____ Extracted records
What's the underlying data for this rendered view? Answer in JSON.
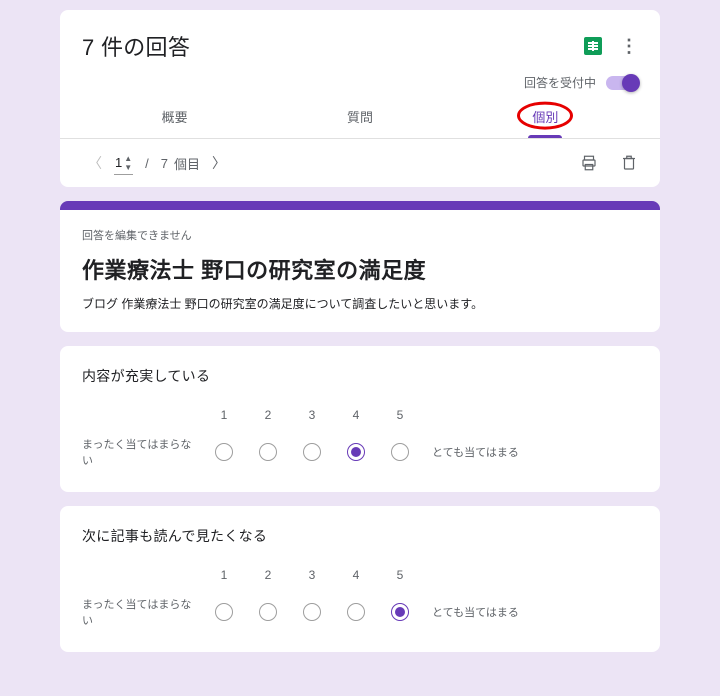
{
  "header": {
    "title": "7 件の回答",
    "accepting_label": "回答を受付中",
    "accepting": true,
    "tabs": [
      "概要",
      "質問",
      "個別"
    ],
    "active_tab": 2
  },
  "pager": {
    "current": "1",
    "total": "7",
    "unit": "個目"
  },
  "form": {
    "edit_notice": "回答を編集できません",
    "title": "作業療法士 野口の研究室の満足度",
    "description": "ブログ 作業療法士 野口の研究室の満足度について調査したいと思います。"
  },
  "scale": {
    "labels": [
      "1",
      "2",
      "3",
      "4",
      "5"
    ],
    "low_label": "まったく当てはまらない",
    "high_label": "とても当てはまる"
  },
  "questions": [
    {
      "title": "内容が充実している",
      "selected": 4
    },
    {
      "title": "次に記事も読んで見たくなる",
      "selected": 5
    }
  ],
  "annotation_color": "#e60000",
  "accent": "#673ab7"
}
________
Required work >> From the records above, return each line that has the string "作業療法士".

Task result >>
    "title": "作業療法士 野口の研究室の満足度",
    "description": "ブログ 作業療法士 野口の研究室の満足度について調査したいと思います。"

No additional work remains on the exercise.